WORK ORDER:
Below are records to return verbatim; the pictures are to be dropped.

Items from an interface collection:

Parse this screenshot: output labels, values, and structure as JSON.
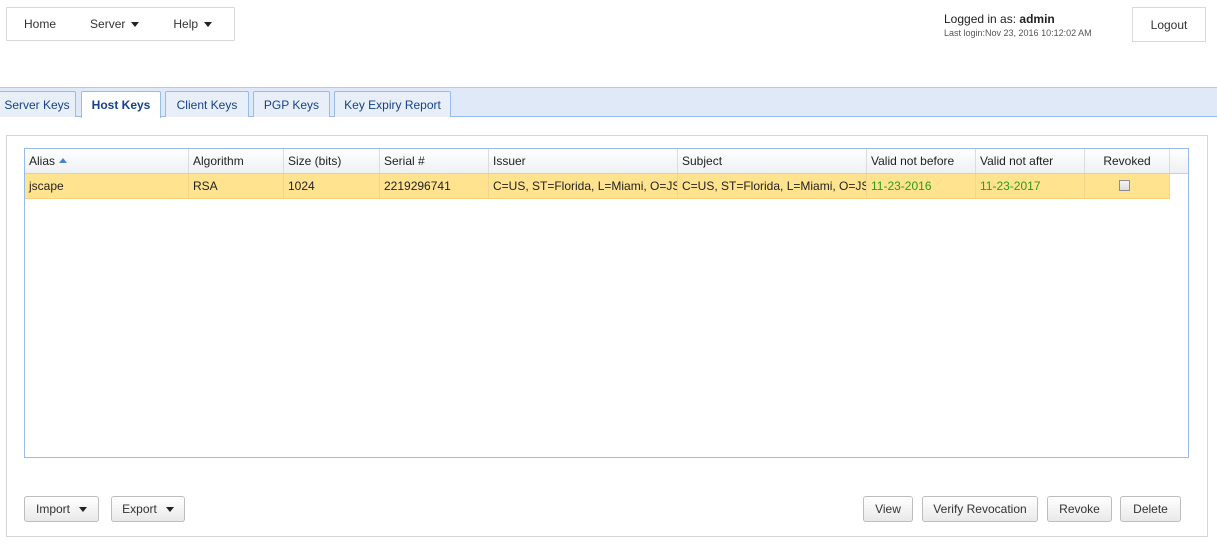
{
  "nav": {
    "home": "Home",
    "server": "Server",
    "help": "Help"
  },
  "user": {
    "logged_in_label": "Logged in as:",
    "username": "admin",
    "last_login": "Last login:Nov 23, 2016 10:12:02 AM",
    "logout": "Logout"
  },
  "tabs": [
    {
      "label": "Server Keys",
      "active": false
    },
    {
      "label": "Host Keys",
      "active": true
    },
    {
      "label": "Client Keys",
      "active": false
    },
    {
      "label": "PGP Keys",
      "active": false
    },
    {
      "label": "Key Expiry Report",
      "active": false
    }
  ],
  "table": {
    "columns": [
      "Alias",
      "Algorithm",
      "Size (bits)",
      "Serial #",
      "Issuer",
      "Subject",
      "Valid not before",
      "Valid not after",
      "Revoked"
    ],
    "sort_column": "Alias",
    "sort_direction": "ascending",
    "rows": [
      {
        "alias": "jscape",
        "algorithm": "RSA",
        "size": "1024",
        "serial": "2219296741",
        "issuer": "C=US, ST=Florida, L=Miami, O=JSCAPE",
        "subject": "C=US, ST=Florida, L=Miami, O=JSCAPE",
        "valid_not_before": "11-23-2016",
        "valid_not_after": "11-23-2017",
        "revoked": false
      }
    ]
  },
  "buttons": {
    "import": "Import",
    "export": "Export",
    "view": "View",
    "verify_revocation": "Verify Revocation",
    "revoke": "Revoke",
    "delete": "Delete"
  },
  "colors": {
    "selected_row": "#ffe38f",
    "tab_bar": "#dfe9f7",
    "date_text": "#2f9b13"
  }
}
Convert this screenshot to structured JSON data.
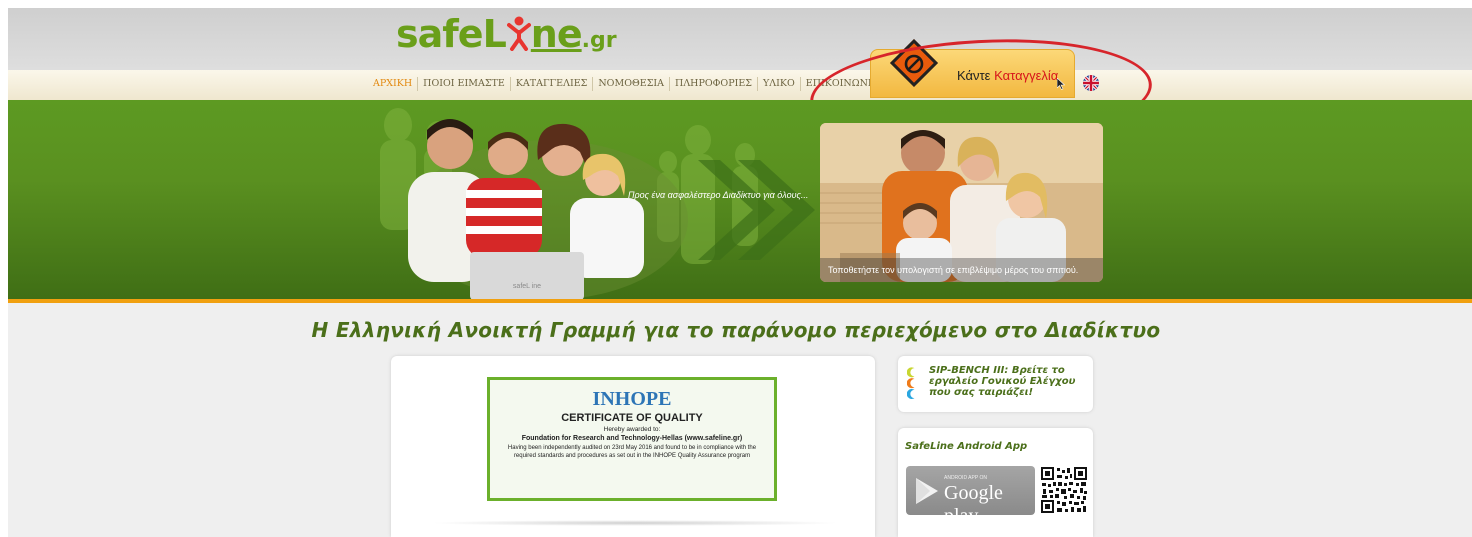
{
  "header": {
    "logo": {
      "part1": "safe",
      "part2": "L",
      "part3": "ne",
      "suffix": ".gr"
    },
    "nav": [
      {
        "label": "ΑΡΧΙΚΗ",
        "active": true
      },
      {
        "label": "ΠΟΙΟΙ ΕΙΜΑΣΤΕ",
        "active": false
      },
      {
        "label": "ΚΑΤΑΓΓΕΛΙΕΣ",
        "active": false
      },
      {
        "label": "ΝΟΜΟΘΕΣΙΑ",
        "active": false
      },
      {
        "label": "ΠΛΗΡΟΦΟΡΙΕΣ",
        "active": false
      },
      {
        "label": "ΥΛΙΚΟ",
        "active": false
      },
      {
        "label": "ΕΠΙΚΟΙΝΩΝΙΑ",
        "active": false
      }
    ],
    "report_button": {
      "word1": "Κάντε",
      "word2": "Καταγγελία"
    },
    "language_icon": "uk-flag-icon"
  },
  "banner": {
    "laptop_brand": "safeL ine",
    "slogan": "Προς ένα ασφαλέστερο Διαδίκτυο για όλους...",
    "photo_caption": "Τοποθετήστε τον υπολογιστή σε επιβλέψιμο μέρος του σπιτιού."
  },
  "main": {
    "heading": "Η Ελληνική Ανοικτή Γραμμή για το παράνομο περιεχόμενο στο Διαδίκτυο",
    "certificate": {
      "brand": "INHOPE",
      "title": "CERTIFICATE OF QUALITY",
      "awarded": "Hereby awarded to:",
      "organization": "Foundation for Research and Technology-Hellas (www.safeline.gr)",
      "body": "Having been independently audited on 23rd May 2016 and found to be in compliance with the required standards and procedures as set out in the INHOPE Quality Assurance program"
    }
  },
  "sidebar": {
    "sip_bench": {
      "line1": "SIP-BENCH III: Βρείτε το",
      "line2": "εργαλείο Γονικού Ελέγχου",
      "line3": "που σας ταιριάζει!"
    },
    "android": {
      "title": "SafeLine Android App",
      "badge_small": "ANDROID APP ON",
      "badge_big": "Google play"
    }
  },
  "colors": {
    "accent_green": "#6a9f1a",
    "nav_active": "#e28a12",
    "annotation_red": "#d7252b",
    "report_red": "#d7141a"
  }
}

SOLVED EXERCISE:
Parse this screenshot: output labels, values, and structure as JSON.
{
  "nav": {
    "home": "Home",
    "server": "Server",
    "help": "Help"
  },
  "user": {
    "logged_in_label": "Logged in as:",
    "username": "admin",
    "last_login": "Last login:Nov 23, 2016 10:12:02 AM",
    "logout": "Logout"
  },
  "tabs": [
    {
      "label": "Server Keys",
      "active": false
    },
    {
      "label": "Host Keys",
      "active": true
    },
    {
      "label": "Client Keys",
      "active": false
    },
    {
      "label": "PGP Keys",
      "active": false
    },
    {
      "label": "Key Expiry Report",
      "active": false
    }
  ],
  "table": {
    "columns": [
      "Alias",
      "Algorithm",
      "Size (bits)",
      "Serial #",
      "Issuer",
      "Subject",
      "Valid not before",
      "Valid not after",
      "Revoked"
    ],
    "sort_column": "Alias",
    "sort_direction": "ascending",
    "rows": [
      {
        "alias": "jscape",
        "algorithm": "RSA",
        "size": "1024",
        "serial": "2219296741",
        "issuer": "C=US, ST=Florida, L=Miami, O=JSCAPE",
        "subject": "C=US, ST=Florida, L=Miami, O=JSCAPE",
        "valid_not_before": "11-23-2016",
        "valid_not_after": "11-23-2017",
        "revoked": false
      }
    ]
  },
  "buttons": {
    "import": "Import",
    "export": "Export",
    "view": "View",
    "verify_revocation": "Verify Revocation",
    "revoke": "Revoke",
    "delete": "Delete"
  },
  "colors": {
    "selected_row": "#ffe38f",
    "tab_bar": "#dfe9f7",
    "date_text": "#2f9b13"
  }
}
Convert this screenshot to structured JSON data.
{
  "header": {
    "logo": {
      "part1": "safe",
      "part2": "L",
      "part3": "ne",
      "suffix": ".gr"
    },
    "nav": [
      {
        "label": "ΑΡΧΙΚΗ",
        "active": true
      },
      {
        "label": "ΠΟΙΟΙ ΕΙΜΑΣΤΕ",
        "active": false
      },
      {
        "label": "ΚΑΤΑΓΓΕΛΙΕΣ",
        "active": false
      },
      {
        "label": "ΝΟΜΟΘΕΣΙΑ",
        "active": false
      },
      {
        "label": "ΠΛΗΡΟΦΟΡΙΕΣ",
        "active": false
      },
      {
        "label": "ΥΛΙΚΟ",
        "active": false
      },
      {
        "label": "ΕΠΙΚΟΙΝΩΝΙΑ",
        "active": false
      }
    ],
    "report_button": {
      "word1": "Κάντε",
      "word2": "Καταγγελία"
    },
    "language_icon": "uk-flag-icon"
  },
  "banner": {
    "laptop_brand": "safeL ine",
    "slogan": "Προς ένα ασφαλέστερο Διαδίκτυο για όλους...",
    "photo_caption": "Τοποθετήστε τον υπολογιστή σε επιβλέψιμο μέρος του σπιτιού."
  },
  "main": {
    "heading": "Η Ελληνική Ανοικτή Γραμμή για το παράνομο περιεχόμενο στο Διαδίκτυο",
    "certificate": {
      "brand": "INHOPE",
      "title": "CERTIFICATE OF QUALITY",
      "awarded": "Hereby awarded to:",
      "organization": "Foundation for Research and Technology-Hellas (www.safeline.gr)",
      "body": "Having been independently audited on 23rd May 2016 and found to be in compliance with the required standards and procedures as set out in the INHOPE Quality Assurance program"
    }
  },
  "sidebar": {
    "sip_bench": {
      "line1": "SIP-BENCH III: Βρείτε το",
      "line2": "εργαλείο Γονικού Ελέγχου",
      "line3": "που σας ταιριάζει!"
    },
    "android": {
      "title": "SafeLine Android App",
      "badge_small": "ANDROID APP ON",
      "badge_big": "Google play"
    }
  },
  "colors": {
    "accent_green": "#6a9f1a",
    "nav_active": "#e28a12",
    "annotation_red": "#d7252b",
    "report_red": "#d7141a"
  }
}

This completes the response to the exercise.